What to do:
Using the data below, return every line that holds the word "this".

Excerpted data:
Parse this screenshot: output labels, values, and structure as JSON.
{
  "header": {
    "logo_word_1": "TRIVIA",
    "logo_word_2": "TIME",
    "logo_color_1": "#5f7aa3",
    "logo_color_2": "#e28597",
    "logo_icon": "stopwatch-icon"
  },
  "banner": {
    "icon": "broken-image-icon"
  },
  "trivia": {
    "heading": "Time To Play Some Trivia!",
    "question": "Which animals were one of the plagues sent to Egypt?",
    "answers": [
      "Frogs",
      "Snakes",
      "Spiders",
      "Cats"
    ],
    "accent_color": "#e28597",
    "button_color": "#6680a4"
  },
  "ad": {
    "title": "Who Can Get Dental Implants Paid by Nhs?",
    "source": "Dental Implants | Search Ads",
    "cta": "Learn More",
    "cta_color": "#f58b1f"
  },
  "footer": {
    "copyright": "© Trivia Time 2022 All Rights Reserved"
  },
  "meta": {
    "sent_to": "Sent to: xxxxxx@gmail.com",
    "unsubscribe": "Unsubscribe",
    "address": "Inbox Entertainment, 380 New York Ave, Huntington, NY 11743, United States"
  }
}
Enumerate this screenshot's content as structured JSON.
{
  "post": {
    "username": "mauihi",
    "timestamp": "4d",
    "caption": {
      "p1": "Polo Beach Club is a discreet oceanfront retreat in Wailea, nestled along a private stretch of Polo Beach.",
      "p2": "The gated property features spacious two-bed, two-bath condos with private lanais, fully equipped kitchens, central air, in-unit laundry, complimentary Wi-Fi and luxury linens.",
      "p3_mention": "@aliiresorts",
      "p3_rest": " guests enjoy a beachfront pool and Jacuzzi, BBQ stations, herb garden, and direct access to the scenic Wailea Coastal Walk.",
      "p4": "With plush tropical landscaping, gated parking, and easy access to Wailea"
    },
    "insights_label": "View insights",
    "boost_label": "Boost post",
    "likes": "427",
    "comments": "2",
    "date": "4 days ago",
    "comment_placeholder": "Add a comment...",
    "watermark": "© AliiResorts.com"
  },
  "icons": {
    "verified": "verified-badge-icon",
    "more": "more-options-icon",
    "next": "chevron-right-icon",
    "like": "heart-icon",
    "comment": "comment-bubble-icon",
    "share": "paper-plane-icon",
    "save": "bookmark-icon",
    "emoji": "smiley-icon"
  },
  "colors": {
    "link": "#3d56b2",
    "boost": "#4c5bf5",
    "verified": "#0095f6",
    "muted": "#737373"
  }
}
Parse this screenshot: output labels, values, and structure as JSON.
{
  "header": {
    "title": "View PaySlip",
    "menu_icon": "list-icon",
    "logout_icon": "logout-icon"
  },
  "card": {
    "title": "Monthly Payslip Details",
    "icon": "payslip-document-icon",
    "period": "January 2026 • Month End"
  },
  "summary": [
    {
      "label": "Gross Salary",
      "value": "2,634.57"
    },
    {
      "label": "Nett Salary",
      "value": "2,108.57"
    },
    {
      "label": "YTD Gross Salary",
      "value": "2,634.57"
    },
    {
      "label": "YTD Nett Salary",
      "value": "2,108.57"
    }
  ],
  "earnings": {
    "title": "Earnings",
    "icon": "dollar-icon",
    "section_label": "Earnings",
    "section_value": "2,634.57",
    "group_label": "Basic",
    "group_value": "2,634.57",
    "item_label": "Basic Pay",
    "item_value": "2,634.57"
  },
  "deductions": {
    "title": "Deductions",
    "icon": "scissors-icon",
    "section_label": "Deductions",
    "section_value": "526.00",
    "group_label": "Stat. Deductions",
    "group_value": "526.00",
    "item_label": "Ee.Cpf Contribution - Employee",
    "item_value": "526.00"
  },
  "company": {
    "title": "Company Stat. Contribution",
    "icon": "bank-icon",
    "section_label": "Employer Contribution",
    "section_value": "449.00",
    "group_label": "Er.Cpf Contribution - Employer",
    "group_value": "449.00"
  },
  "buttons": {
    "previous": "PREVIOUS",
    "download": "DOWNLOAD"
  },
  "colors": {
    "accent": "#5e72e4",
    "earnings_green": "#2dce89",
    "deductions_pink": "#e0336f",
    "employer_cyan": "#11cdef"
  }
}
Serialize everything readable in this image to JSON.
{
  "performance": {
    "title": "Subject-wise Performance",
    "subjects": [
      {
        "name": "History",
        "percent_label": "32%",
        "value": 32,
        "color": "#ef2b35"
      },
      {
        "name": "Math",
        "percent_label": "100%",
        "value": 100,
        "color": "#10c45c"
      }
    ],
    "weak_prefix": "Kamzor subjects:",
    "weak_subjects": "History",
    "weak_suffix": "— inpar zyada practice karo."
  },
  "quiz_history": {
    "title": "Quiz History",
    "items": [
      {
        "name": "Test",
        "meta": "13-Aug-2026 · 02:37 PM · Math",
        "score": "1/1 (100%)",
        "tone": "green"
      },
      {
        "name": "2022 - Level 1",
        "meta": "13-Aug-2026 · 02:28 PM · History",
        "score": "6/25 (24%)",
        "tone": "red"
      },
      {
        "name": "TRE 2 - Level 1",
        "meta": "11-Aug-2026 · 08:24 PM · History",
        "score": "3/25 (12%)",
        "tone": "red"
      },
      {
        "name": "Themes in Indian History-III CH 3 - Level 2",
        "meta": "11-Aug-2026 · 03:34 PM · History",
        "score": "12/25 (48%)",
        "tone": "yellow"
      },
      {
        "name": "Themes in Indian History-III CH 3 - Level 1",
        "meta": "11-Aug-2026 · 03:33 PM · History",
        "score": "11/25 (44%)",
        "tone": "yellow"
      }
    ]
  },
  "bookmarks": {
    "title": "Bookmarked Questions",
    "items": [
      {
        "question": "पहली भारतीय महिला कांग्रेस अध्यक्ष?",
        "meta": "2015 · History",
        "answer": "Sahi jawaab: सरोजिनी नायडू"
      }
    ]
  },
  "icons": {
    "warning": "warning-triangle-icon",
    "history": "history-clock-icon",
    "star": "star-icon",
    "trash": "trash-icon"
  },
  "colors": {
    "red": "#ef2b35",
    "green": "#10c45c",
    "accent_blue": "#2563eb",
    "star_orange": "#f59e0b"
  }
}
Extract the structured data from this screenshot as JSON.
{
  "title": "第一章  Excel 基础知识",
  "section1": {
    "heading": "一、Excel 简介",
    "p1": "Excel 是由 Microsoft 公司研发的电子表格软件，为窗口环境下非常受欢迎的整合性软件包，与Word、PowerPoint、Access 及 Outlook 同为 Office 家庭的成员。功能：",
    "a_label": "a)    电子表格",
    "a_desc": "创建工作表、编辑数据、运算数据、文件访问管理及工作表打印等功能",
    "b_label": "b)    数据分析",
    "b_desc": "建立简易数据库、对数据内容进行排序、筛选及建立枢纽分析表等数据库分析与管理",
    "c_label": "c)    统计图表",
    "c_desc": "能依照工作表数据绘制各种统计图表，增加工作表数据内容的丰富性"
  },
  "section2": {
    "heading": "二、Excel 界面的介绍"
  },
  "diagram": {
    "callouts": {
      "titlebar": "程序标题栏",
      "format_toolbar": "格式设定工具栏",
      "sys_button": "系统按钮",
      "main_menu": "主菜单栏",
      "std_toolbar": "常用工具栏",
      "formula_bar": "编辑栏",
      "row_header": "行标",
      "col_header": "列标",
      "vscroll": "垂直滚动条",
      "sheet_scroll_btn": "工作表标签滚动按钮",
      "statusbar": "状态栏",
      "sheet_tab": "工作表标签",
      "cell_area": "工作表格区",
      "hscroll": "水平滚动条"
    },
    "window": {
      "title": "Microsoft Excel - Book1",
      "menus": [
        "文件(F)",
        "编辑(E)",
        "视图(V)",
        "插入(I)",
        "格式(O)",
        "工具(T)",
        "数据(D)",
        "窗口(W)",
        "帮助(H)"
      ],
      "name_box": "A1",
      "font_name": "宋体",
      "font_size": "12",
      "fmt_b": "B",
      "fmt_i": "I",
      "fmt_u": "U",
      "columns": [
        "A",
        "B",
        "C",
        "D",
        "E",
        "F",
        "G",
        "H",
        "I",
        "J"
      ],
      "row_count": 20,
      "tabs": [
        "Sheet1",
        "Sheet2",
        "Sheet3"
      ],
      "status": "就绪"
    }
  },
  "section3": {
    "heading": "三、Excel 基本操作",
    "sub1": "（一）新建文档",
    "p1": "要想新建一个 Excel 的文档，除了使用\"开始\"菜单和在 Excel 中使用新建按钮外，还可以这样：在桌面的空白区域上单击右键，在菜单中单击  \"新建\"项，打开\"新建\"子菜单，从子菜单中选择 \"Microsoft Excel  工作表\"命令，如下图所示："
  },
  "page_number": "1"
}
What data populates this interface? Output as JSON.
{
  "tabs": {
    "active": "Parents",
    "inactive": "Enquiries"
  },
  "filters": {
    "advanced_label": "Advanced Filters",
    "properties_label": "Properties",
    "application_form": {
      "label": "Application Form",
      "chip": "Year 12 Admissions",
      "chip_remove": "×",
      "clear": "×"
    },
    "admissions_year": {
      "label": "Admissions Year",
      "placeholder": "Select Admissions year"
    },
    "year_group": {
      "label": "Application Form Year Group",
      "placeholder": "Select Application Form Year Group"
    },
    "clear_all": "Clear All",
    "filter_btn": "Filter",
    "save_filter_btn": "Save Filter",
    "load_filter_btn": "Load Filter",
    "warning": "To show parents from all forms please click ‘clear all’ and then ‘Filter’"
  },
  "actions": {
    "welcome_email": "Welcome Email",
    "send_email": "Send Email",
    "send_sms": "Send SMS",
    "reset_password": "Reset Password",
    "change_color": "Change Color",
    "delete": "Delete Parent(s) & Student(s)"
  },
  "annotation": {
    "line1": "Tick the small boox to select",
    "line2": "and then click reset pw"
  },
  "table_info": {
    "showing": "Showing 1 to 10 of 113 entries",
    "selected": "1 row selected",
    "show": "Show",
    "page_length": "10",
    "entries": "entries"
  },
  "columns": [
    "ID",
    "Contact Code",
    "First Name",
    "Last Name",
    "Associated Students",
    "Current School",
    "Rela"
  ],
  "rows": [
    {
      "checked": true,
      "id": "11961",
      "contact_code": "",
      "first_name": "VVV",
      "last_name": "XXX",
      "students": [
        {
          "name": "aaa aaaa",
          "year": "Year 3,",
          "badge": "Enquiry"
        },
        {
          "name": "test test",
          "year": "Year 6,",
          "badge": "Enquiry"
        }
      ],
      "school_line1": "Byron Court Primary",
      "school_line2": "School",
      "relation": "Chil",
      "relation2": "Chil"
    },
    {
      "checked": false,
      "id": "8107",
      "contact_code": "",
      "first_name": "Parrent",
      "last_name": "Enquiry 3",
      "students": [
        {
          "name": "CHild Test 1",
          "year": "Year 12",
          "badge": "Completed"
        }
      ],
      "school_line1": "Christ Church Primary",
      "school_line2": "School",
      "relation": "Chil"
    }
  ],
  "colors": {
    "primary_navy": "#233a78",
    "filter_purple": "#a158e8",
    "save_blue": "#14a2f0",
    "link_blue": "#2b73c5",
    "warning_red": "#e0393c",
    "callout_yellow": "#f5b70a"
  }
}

Your solution:
Parse this screenshot: output labels, values, and structure as JSON.
Enumerate this screenshot's content as structured JSON.
Parse this screenshot: output labels, values, and structure as JSON.
Serialize everything readable in this image to JSON.
Extract the structured data from this screenshot as JSON.
What data populates this interface? Output as JSON.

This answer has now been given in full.